The great feast of Our Lord’s resurrection has come and gone, and we are now able to bask in the happy afterglow that is called “the Easter Octave” and then “the Easter season.” Today I would like to ask you to think and pray with me about the meeting between Our Lord Jesus and his Blessed Mother when he rose from the dead. The four gospel accounts of the resurrection, each giving its own details but all affirming the return of Jesus to life after his death on the cross, speak of the various persons who saw Our Lord on that first day of the Jewish week, which we call Sunday. Our risen Lord appeared to several women who came to complete what they considered the proper preparation of the body of their Lord for death; then he appeared to Saints Peter and John, two of the disciples that afternoon on the road to Emmaus, and then that night, to the apostles assembled in the upper room in Jerusalem.

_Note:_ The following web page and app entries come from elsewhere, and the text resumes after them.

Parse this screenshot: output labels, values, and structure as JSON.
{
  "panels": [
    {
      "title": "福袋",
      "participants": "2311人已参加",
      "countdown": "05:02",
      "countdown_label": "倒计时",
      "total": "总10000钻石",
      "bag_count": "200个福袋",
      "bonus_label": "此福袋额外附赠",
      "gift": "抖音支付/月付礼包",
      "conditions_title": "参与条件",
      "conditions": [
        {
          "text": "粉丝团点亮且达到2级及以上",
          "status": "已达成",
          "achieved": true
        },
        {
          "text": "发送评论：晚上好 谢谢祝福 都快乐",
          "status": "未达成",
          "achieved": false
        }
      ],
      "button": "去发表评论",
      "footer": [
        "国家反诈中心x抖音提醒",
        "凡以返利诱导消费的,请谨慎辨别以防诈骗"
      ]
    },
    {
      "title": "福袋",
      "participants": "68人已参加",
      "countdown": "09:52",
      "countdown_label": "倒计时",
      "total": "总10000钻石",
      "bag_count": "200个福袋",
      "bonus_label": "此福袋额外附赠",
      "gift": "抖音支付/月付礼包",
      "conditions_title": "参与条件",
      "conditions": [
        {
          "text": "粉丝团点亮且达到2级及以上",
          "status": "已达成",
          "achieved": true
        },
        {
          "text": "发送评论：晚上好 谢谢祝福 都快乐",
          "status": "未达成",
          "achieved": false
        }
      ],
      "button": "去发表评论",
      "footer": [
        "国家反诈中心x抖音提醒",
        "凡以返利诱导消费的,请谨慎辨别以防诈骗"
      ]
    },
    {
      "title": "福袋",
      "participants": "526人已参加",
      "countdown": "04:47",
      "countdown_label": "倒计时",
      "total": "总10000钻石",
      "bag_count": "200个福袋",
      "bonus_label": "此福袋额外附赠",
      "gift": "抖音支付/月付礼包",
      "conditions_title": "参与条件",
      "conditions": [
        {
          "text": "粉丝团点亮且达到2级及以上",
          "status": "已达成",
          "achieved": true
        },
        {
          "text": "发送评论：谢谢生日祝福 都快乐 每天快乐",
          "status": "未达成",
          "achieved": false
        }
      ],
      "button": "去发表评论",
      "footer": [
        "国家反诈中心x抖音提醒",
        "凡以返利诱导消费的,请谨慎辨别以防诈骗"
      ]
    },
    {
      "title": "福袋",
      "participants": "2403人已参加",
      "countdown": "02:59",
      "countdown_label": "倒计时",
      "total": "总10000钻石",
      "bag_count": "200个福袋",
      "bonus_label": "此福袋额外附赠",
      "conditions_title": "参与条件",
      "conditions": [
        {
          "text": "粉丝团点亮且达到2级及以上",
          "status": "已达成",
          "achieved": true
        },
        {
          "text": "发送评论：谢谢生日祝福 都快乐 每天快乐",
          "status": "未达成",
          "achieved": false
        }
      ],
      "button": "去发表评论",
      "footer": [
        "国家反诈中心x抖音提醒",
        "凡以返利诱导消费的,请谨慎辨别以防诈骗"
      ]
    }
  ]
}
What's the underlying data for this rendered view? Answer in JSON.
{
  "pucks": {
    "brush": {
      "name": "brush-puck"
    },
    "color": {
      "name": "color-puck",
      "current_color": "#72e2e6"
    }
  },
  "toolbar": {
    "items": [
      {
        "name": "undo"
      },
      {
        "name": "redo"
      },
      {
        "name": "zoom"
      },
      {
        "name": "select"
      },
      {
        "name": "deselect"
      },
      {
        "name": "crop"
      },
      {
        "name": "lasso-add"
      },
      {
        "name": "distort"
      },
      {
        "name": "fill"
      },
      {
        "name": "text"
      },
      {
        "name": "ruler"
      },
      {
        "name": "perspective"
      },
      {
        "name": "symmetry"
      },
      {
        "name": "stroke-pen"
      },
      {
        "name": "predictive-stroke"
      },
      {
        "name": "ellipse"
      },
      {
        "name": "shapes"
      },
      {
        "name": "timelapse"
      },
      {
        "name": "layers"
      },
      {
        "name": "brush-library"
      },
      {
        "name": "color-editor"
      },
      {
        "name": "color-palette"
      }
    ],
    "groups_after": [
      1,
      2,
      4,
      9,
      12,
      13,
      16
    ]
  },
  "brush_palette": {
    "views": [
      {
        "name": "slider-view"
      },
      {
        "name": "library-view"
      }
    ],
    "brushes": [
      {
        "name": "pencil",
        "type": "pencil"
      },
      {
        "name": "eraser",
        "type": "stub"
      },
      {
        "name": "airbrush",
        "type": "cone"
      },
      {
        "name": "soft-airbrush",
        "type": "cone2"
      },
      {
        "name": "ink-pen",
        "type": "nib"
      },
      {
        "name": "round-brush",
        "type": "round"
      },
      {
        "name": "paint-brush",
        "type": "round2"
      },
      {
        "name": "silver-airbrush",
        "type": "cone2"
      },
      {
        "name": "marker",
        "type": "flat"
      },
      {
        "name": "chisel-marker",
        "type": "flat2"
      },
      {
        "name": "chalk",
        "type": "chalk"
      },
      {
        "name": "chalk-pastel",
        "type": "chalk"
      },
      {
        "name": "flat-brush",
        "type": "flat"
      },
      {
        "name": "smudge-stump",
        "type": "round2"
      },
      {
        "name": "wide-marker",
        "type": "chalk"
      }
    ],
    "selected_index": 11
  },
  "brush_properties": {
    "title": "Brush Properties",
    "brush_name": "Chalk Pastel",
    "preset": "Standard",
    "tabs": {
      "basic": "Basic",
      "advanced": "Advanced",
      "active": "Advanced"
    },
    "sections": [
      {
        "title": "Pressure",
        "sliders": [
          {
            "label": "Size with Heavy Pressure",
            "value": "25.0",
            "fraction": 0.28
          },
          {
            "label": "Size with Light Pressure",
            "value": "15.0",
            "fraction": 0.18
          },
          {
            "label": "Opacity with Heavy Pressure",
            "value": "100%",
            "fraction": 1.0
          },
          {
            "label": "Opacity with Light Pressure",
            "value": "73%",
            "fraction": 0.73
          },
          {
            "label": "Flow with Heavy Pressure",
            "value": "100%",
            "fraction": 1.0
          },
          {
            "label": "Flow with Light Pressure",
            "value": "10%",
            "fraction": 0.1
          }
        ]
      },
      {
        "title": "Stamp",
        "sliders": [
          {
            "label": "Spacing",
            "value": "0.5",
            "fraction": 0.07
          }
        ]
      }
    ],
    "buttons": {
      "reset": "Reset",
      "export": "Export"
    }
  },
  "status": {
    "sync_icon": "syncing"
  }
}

But you notice: nothing is said about our Lord’s appearance to his Mother to share with her the tremendous joy of his resurrection. Why? Because that was a private moment, one which was not witnessed by anyone else, and which is therefore not recounted in any of the gospels. But from the earliest days of Christian mysticism, our saints have been quite sure that the first one to know that Jesus had risen was the same one who was first in her knowledge of the moment of his becoming a human being, the only one to feel the stirring of that divine child in her womb, the only one to feed that literally adorable infant nursing at her breast, the only one whom he called “mother” when he was a child and whom he obeyed as any virtuous child obeys his or her mother.
What was the moment like when the risen Jesus appeared to Our Lady early on that first Easter Sunday? I would not even venture to imagine. It is too private, too personal, too joyous for us even to guess at. Were there words? Or was it simply a time of unspoken happiness now that all the horror of Calvary was over and the happiness of new life was without measure. I leave it to your meditations, your prayers, to unite yourself with the risen Christ and his mother, Our Lady of Joy.
By V. Brown